Haworthias hold significant water and natural auxin in bodies. While drying, a Haworthia cutting can easily reach the threshold level of initiating roots. Actually the most common cause which prohibits Haworthias from rooting is microbial infection and the consequent hormone imbalance. Therefore when propagating from cuttings, infection prevention should be taken priority over hormonal regulation.

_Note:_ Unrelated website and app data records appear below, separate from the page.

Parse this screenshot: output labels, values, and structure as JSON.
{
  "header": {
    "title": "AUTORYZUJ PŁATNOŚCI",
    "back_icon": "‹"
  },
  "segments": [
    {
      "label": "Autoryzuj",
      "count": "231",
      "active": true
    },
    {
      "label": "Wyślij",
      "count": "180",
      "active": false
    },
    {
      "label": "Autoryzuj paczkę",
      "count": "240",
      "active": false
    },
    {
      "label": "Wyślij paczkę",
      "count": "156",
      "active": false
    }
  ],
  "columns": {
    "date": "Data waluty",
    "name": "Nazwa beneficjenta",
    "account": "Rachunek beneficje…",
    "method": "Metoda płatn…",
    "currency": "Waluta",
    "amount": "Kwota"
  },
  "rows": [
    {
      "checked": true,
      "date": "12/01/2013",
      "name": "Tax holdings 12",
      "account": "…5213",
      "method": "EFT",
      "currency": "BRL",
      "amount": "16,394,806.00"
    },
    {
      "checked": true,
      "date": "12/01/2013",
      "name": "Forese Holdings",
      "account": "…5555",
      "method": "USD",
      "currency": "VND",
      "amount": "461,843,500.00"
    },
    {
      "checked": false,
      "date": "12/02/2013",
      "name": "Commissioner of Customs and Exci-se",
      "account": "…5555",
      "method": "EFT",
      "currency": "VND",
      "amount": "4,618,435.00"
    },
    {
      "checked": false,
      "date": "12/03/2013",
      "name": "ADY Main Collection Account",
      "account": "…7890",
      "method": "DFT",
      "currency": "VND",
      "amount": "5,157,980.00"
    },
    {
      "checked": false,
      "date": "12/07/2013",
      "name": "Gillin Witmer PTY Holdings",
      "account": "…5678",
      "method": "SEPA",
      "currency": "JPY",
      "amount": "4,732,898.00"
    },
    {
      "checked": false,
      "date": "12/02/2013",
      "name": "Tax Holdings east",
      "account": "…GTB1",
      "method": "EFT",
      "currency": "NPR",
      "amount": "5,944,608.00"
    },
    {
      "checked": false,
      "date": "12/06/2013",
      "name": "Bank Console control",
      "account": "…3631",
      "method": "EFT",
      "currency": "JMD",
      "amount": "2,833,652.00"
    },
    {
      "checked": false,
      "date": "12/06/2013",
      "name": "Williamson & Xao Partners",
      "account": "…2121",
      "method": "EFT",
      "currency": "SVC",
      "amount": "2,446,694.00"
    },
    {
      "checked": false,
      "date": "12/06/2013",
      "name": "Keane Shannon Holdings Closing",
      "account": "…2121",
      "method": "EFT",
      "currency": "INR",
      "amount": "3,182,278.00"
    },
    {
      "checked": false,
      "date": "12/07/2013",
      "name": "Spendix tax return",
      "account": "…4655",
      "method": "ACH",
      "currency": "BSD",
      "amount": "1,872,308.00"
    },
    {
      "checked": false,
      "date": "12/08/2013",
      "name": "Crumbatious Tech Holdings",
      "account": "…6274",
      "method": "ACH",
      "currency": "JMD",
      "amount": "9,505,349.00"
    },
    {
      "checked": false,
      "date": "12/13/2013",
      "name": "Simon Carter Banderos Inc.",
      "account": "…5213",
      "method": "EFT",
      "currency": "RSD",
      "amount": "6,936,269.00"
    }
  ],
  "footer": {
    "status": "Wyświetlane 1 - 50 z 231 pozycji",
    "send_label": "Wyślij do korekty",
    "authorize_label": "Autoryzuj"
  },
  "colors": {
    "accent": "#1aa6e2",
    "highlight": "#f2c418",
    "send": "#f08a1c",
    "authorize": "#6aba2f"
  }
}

There are powder and liquid hormone formulations. Liquid is recommended since it is easier to dilute precisely. Excessive high auxin concentration actually inhibits root elongation. The ideal auxin concentration for Haworthias is ~0.5% (500ppm). For dilution, use 91% rubbing alcohol (Isopropyl) as the solvent. Alcohol assists auxins to permeate plant tissues, and also kills most microbes on the wound surface. For application, dip the base of a fresh cutting into the solution for 3~5 seconds. And while still wet, dip it into sulfur powder to form a coating around the wound. Let the cutting sit out in a dry, warm and shaded place, and wait for it to form a callus before planting. This should take a few days to a week. Sulfur coating works as a fungicide during this period.